Rice cultivation during the 2013 wet season reached about 95 per cent of the government’s annual goal, according to statistics from the Ministry of Agriculture, Forestry and Fisheries this week.
At the end of August, around two months before harvest season kicks off in November, 2.3 million of the targeted 2.4 million hectares of land had rice growing on it.
Despite falling just short of government targets, Khem Chenda, administration director at the ministry, said he was happy about the results, much of which he attributed to solid rainfall throughout the wet season.
“I think that although we did not achieve 100 per cent, it is not a problem for our rice yield targets this year,” he said.
“We have noticed that farmers have changed from growing rice seeds bringing a low yield to rice seeds that increase the output.”
The ministry recently introduced 10 varieties of rice seeds for farmers to grow to obtain high yields, as part of a strategy to enhance Cambodian rice exports.
Chenda also welcomed recent advancement in farming technologies and techniques in the agricultural sector.

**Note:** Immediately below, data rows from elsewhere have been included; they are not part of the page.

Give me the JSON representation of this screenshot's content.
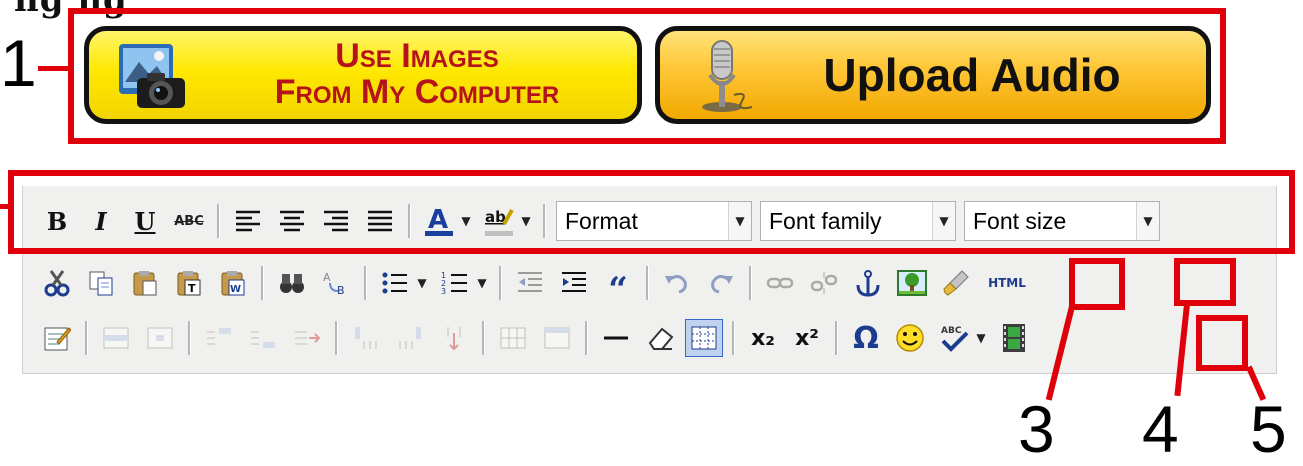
{
  "heading_partial": "ng ng",
  "callouts": [
    "1",
    "3",
    "4",
    "5"
  ],
  "buttons": {
    "use_images_line1": "Use Images",
    "use_images_line2": "From My Computer",
    "upload_audio": "Upload Audio"
  },
  "toolbar": {
    "bold": "B",
    "italic": "I",
    "underline": "U",
    "strike": "ABC",
    "format_value": "Format",
    "font_family_value": "Font family",
    "font_size_value": "Font size",
    "html_label": "HTML",
    "omega": "Ω",
    "subscript": "x₂",
    "superscript": "x²",
    "blockquote": "“"
  },
  "colors": {
    "callout_red": "#e0000b",
    "toolbar_bg": "#f0f0ee"
  }
}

About 8,000 hectares of rice fields have been damaged by drought in Kampong Speu, Kampot and Svay Rieng provinces.
Flooding was less of a concern except for Banteay Meanchey province, where fields were damaged.
Yang Saing Koma, president of the Cambodian Center for Study and Development in Agriculture (CEDAC), anticipated that farmers would reach around 90 per cent of government targets.
He said this year, rice yields will be between five to 10 per cent higher than last year, and farmers still had time until mid-September to restore the land damaged by flood or drought.
Cambodia looks to export one million tonnes of rice by 2015.